At last the P3 is getting its first base coat. It has taken a while to get to this frame again as it is not a priority repair but I am looking forward to proving that it is fully competitive again.

SEAT STAY

Got this Cube Litening that had a side impact. The seat stay was broken off at the top and bottom of the chain stay. The seat stay piece was also snapped into two pieces. The first job was to align the broken parts together with a strong epoxy on the frame itself. Once cured in perfect alignment the repair could begin. Each break was rebuilt with 5 layups of different CF weave to ensure stiffness. In this case I resprayed the repair.

BRAKING SURFACE

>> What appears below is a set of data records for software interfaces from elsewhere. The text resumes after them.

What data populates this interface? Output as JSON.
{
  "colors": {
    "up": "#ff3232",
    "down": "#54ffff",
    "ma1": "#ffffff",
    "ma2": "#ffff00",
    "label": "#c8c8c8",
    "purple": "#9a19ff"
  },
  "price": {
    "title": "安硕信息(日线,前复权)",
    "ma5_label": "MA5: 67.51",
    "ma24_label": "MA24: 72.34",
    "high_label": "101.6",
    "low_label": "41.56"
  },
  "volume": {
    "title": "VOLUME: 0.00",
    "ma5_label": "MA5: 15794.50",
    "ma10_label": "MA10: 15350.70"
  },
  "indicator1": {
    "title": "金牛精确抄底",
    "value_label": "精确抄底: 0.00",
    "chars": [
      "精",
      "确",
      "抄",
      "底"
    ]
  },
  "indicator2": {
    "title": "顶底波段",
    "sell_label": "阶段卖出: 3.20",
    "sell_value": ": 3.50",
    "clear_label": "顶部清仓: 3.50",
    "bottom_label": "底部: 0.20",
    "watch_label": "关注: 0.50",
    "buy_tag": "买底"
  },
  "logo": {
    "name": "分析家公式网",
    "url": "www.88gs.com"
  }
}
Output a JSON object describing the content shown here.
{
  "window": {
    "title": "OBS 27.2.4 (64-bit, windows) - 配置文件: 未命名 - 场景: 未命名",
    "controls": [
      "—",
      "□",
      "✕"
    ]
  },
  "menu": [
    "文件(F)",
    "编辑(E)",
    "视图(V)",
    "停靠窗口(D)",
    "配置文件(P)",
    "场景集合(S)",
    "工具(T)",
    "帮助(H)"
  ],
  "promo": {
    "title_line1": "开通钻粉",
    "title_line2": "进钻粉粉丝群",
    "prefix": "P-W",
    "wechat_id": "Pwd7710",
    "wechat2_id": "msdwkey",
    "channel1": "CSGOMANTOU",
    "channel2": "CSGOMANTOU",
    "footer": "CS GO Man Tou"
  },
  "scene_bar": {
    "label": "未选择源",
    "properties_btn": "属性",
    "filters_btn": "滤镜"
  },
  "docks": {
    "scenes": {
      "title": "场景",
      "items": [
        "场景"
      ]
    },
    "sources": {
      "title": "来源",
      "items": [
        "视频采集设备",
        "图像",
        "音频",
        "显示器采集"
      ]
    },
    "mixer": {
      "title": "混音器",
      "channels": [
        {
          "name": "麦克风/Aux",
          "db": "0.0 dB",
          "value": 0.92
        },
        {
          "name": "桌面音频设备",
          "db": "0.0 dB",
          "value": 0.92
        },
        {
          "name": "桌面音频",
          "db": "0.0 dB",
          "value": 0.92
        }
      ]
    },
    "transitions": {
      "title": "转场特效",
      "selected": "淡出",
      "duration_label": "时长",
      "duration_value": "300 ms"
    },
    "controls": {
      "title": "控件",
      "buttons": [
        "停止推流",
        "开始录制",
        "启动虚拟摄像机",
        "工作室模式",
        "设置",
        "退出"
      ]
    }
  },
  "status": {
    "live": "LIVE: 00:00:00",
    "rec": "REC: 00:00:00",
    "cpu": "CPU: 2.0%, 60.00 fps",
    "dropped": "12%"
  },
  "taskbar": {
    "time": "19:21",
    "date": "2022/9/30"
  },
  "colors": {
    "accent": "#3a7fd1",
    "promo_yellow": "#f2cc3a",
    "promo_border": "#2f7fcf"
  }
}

Another sad but all too typical worn brake tracks on perfectly good wheels. It’s a time consuming job to ensure the re-build is flush, level and can withstand high heat and abrasion. Don’t ask what I use…it’s not off-the-shelf epoxy.

WHEELS

I was sent a set of Bontrager 700’s that had melted down an Alpine run. The rear wheel profile was deformed from the incorrect pads and brake surface was de-laminated. Luckily the wheel was still true so I took on the project.

Firstly the profile had to be reset by creating a mold of the correct profile. After cutting away the damaged area I rebuilt the wheel and brake surface. It is important to get the weight the same so there is no bias to a heaver side. The wheels are as good as new.